This is a guest post from Chia-Li Chien, who helps women entrepreneurs to convert their business into meaningful personal wealth.
For every six new businesses started, five fail within five years.
Although the high failure rate can be attributed to many factors, one common issue I see (even after surviving the first five years) is misalignment with a business model. And a good business model really depends on how well something called the Six Variables factored in when you first started your business.
For centuries, the Chinese culture has passed along the wisdom of these Six Variables, yet many forgot about them or chose to ignore them. Let’s further examine what they are so you too can have a successful start and a long lasting empire. You can see the complete details in my published article Secrets of a Successful Exit.
The Six Variables that you should understand are the following:
The G Variables
The right time.
If you were to introduce the first generation microwave in today’s market, it may not work as well as you expect if compared to when the first microwave came out. Timing is everything, and your products or services will impact how your buyers determine when to buy.
The right place.
Years ago, there was a swimsuit manufacturer which for over ten years could not sell their products, no matter how many different ways they tried. Five years ago, they found themselves with so much accumulated inventory that the owner was ready to close.
Ironically, he was on a tour of the Middle East when he realized that he could potentially sell these inventories to Muslim women who desired to cover their entire body.
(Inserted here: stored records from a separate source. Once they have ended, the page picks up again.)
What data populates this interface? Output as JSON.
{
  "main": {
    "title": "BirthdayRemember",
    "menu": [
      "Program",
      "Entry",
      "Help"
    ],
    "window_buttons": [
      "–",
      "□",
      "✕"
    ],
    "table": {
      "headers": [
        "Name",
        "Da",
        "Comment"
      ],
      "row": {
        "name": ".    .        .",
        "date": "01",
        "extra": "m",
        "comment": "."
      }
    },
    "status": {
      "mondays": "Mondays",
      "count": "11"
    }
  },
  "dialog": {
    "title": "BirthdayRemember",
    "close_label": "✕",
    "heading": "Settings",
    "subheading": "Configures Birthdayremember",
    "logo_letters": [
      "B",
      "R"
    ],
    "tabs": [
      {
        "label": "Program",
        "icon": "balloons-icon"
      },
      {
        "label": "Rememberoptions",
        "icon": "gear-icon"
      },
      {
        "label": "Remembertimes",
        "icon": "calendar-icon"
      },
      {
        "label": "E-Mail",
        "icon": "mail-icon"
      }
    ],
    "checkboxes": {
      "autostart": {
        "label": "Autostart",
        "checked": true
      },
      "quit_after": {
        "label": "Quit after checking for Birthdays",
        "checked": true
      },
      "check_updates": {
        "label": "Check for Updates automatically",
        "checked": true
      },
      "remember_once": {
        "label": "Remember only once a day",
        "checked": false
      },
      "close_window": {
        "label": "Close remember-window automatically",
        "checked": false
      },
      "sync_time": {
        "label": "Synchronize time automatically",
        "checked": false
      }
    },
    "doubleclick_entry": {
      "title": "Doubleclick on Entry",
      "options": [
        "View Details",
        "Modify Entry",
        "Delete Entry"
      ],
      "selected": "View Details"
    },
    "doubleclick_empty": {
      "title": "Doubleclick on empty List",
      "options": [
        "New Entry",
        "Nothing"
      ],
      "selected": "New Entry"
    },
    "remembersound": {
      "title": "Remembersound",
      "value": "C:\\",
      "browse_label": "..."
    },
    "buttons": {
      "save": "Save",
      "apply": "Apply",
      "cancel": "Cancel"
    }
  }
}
Today, he is one of top swimsuit providers to predominantly Muslim countries. He simply happened to market and sell his products in the right place this time.
The right people.
We all know that you can’t grow your company ALONE. You need people, especially helpful people. These people can be your staff, team, customers, vendors, mentors, and/or coaches – anyone you come across. Without them, it’s hard to build a team and to gather the resources and systems required to grow your business.
The U Variables
You can operate your business on your own for at least the very beginning. No one knows your business better than you. The goal is, at some point, for you to have a lesser operations role as you mature your business.
Your own profession.
In Malcolm Gladwell’s Outliers, he uses Bill Gate’s example of taking about 10,000 hours to reach perfection in one profession. That is approximately five to ten years of time if you do part-time work.
This does not mean that you can’t change industries. As a matter of fact, you can, but you’ll need to reset your expectations of the number of years for you to be technically very good at your next profession, career, or even job level.
Your own money.
Have you ever taken out a mortgage to buy your own home? Have you ever wondered why the bank requires a 20% down payment in order to avoid mortgage insurance? It’s because if your own money is in play, the smart people at the bank know that you likely will be more serious about making your monthly mortgage payment.
The same thing can be true about your business – if you want investors to come up with 100% of the funding, they may be reluctant to do so since none of your money is involved. Invest some of your own money, and they understand that you’ll think twice about spending profits on something that is NOT an income generating activity.
Okay, so what if you don’t have all six variables lined up like a jackpot on a slot machine? Well, just like when you sit at a slot machine, you’ll try again and again until you hit the jackpot. It does not mean you won’t have success, it just means you may have to spend some money and pull the lever a lot.
There is much to consider when starting out in business. In addition to the Six Variables above, proper discipline, structure and accountability will help you go a long way. Because you’re the boss now – you call the shots. You pull the handle on the slot machine. No one is there to monitor how you choose to play the game.
Chia-Li Chien, CFP®, CRPC, PMP; helps women entrepreneurs convert their business into meaningful personal wealth. She is the author of Show Me The Money and columnist for Women Entrepreneur and Fox Business online. She can be reached at www.chialichien.com or email@example.com.